Description of the task: A faithful copy of every entry is the goal; keep the images out of it.

Recorded data:
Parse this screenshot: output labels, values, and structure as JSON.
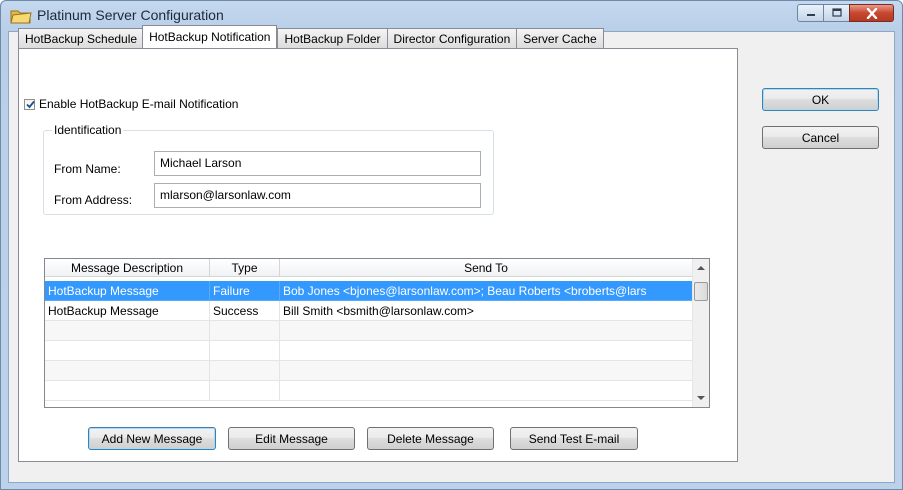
{
  "window": {
    "title": "Platinum Server Configuration"
  },
  "tabs": [
    {
      "label": "HotBackup Schedule"
    },
    {
      "label": "HotBackup Notification"
    },
    {
      "label": "HotBackup Folder"
    },
    {
      "label": "Director Configuration"
    },
    {
      "label": "Server Cache"
    }
  ],
  "active_tab": "HotBackup Notification",
  "notification": {
    "enable_label": "Enable HotBackup E-mail Notification",
    "enabled": true,
    "group_title": "Identification",
    "from_name_label": "From Name:",
    "from_name_value": "Michael Larson",
    "from_address_label": "From Address:",
    "from_address_value": "mlarson@larsonlaw.com"
  },
  "messages": {
    "columns": [
      "Message Description",
      "Type",
      "Send To"
    ],
    "rows": [
      {
        "description": "HotBackup Message",
        "type": "Failure",
        "send_to": "Bob Jones <bjones@larsonlaw.com>; Beau Roberts <broberts@lars",
        "selected": true
      },
      {
        "description": "HotBackup Message",
        "type": "Success",
        "send_to": "Bill Smith <bsmith@larsonlaw.com>",
        "selected": false
      }
    ]
  },
  "buttons": {
    "ok": "OK",
    "cancel": "Cancel",
    "add_new_message": "Add New Message",
    "edit_message": "Edit Message",
    "delete_message": "Delete Message",
    "send_test_email": "Send Test E-mail"
  },
  "icons": {
    "app": "folder-icon",
    "minimize": "minimize-icon",
    "maximize": "maximize-icon",
    "close": "close-icon"
  }
}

Expected answer:
Parse this screenshot: output labels, values, and structure as JSON.
{
  "window": {
    "title": "Platinum Server Configuration"
  },
  "tabs": [
    {
      "label": "HotBackup Schedule"
    },
    {
      "label": "HotBackup Notification"
    },
    {
      "label": "HotBackup Folder"
    },
    {
      "label": "Director Configuration"
    },
    {
      "label": "Server Cache"
    }
  ],
  "active_tab": "HotBackup Notification",
  "notification": {
    "enable_label": "Enable HotBackup E-mail Notification",
    "enabled": true,
    "group_title": "Identification",
    "from_name_label": "From Name:",
    "from_name_value": "Michael Larson",
    "from_address_label": "From Address:",
    "from_address_value": "mlarson@larsonlaw.com"
  },
  "messages": {
    "columns": [
      "Message Description",
      "Type",
      "Send To"
    ],
    "rows": [
      {
        "description": "HotBackup Message",
        "type": "Failure",
        "send_to": "Bob Jones <bjones@larsonlaw.com>; Beau Roberts <broberts@lars",
        "selected": true
      },
      {
        "description": "HotBackup Message",
        "type": "Success",
        "send_to": "Bill Smith <bsmith@larsonlaw.com>",
        "selected": false
      }
    ]
  },
  "buttons": {
    "ok": "OK",
    "cancel": "Cancel",
    "add_new_message": "Add New Message",
    "edit_message": "Edit Message",
    "delete_message": "Delete Message",
    "send_test_email": "Send Test E-mail"
  },
  "icons": {
    "app": "folder-icon",
    "minimize": "minimize-icon",
    "maximize": "maximize-icon",
    "close": "close-icon"
  }
}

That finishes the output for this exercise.